* **PROBLEM TO SOLVE**: Return the full listing unchanged, apart from leaving out its images.

*** RECORDED INFORMATION ***

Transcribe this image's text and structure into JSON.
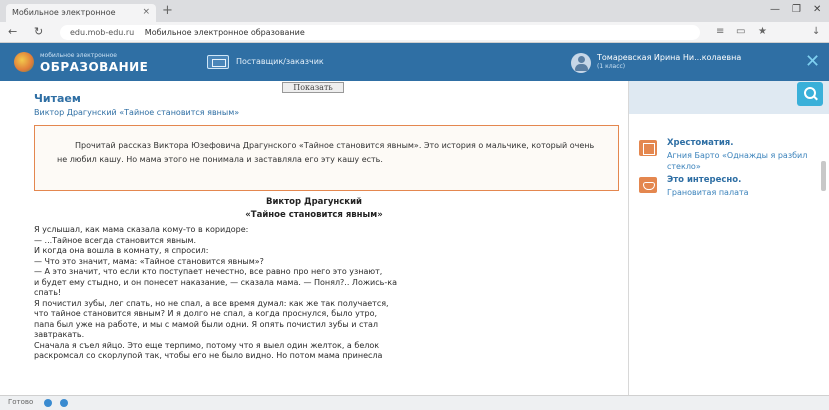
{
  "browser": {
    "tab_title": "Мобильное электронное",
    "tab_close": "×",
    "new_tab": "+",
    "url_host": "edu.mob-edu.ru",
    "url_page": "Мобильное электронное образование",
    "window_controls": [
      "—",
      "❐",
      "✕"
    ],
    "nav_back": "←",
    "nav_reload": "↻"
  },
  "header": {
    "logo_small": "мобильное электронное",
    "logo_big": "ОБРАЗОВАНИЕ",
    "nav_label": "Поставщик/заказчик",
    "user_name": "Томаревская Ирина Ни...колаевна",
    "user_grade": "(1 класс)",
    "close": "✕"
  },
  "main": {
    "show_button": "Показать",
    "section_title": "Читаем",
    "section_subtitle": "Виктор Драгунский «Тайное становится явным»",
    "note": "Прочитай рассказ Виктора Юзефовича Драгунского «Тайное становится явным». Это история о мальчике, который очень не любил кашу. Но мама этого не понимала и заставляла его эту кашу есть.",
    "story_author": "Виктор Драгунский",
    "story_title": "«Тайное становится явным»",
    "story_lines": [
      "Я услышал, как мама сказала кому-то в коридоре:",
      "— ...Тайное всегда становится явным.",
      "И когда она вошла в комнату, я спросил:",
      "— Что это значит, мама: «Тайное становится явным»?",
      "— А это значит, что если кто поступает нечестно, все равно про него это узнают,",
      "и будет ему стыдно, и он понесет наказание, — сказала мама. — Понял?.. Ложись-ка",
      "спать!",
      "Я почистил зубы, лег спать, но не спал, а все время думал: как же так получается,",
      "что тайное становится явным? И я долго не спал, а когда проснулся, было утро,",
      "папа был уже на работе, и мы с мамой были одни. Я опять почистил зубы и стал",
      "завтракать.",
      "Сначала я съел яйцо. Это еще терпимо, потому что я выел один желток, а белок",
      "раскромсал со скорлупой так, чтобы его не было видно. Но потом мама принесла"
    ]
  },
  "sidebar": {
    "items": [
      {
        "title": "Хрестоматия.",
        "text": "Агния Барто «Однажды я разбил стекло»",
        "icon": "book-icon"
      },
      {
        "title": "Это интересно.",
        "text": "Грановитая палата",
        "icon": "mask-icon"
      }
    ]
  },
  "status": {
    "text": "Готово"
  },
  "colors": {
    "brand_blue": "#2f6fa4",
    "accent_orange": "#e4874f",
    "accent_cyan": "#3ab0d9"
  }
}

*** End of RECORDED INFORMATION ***

* **TASK RESPONSE**:
Transcribe this image's text and structure into JSON.
{
  "browser": {
    "tab_title": "Мобильное электронное",
    "tab_close": "×",
    "new_tab": "+",
    "url_host": "edu.mob-edu.ru",
    "url_page": "Мобильное электронное образование",
    "window_controls": [
      "—",
      "❐",
      "✕"
    ],
    "nav_back": "←",
    "nav_reload": "↻"
  },
  "header": {
    "logo_small": "мобильное электронное",
    "logo_big": "ОБРАЗОВАНИЕ",
    "nav_label": "Поставщик/заказчик",
    "user_name": "Томаревская Ирина Ни...колаевна",
    "user_grade": "(1 класс)",
    "close": "✕"
  },
  "main": {
    "show_button": "Показать",
    "section_title": "Читаем",
    "section_subtitle": "Виктор Драгунский «Тайное становится явным»",
    "note": "Прочитай рассказ Виктора Юзефовича Драгунского «Тайное становится явным». Это история о мальчике, который очень не любил кашу. Но мама этого не понимала и заставляла его эту кашу есть.",
    "story_author": "Виктор Драгунский",
    "story_title": "«Тайное становится явным»",
    "story_lines": [
      "Я услышал, как мама сказала кому-то в коридоре:",
      "— ...Тайное всегда становится явным.",
      "И когда она вошла в комнату, я спросил:",
      "— Что это значит, мама: «Тайное становится явным»?",
      "— А это значит, что если кто поступает нечестно, все равно про него это узнают,",
      "и будет ему стыдно, и он понесет наказание, — сказала мама. — Понял?.. Ложись-ка",
      "спать!",
      "Я почистил зубы, лег спать, но не спал, а все время думал: как же так получается,",
      "что тайное становится явным? И я долго не спал, а когда проснулся, было утро,",
      "папа был уже на работе, и мы с мамой были одни. Я опять почистил зубы и стал",
      "завтракать.",
      "Сначала я съел яйцо. Это еще терпимо, потому что я выел один желток, а белок",
      "раскромсал со скорлупой так, чтобы его не было видно. Но потом мама принесла"
    ]
  },
  "sidebar": {
    "items": [
      {
        "title": "Хрестоматия.",
        "text": "Агния Барто «Однажды я разбил стекло»",
        "icon": "book-icon"
      },
      {
        "title": "Это интересно.",
        "text": "Грановитая палата",
        "icon": "mask-icon"
      }
    ]
  },
  "status": {
    "text": "Готово"
  },
  "colors": {
    "brand_blue": "#2f6fa4",
    "accent_orange": "#e4874f",
    "accent_cyan": "#3ab0d9"
  }
}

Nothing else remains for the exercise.